This condition is an irritation or compression of one or more nerve roots in the cervical spine. Because these nerves travel to the shoulders, arms and hands, an injury in the cervical spine can cause symptoms in these areas. Cervical radiculopathy may result from a variety of problems with the bones and tissues of the cervical spinal column.
Nerve roots in the cervical spine (neck) travel to the shoulders, arm, hands, and fingers. A neck injury can compress or irritate a cervical nerve root, creating symptoms in the areas where that nerve travels.
There are three primary causes of cervical radiculopathy. A herniated disc can press against a nerve when the disc’s outer wall (fibrosis) ruptures and some of its contents extend beyond the disc’s natural border. A degenerated disc loses its fluid content and height, causing the vertebra above and below it to come closer together and crowd the nerve root space. Also, spinal stenosis can cause pressure against the spinal cord or nerves because vertebra have shifted out of natural position .

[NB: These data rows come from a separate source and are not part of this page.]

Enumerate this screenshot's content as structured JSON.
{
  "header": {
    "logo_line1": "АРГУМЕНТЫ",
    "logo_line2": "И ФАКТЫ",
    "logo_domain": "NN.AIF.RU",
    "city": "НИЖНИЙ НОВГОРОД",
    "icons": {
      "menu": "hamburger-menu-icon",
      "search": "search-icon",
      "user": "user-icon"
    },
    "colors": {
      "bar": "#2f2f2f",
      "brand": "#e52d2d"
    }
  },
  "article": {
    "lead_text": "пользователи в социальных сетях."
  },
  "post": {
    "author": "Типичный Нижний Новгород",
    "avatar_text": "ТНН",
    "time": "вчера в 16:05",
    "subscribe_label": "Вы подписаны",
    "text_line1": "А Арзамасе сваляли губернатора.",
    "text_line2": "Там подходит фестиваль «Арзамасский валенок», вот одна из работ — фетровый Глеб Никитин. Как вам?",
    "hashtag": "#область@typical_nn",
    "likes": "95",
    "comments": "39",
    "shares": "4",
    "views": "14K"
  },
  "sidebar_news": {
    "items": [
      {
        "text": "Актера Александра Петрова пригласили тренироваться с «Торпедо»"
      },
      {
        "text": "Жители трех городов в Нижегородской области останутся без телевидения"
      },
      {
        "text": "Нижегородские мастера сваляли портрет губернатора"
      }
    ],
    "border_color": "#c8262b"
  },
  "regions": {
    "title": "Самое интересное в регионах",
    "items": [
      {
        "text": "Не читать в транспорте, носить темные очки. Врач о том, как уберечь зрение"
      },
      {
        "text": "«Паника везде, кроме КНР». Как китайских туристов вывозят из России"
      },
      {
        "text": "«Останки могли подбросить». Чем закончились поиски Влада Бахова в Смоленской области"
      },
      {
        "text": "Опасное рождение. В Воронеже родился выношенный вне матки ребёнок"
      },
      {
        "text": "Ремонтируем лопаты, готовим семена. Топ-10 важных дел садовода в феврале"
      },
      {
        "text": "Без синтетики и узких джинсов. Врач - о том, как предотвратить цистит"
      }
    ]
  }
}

Cervical Radiculopathy typically causes pain, weakness, numbness and/or tingling. The intensity of the symptoms depends on how severely the nerve root is being compressed or irritated, while the location of the symptoms depends on what nerve root is being compressed. For example, nerve root compression at the fifth cervical vertebra (C5) may cause symptoms in the front shoulder and the front of the upper arm, whereas C6 nerve root compression may cause symptoms down the side of the arms and into the hands and fingers.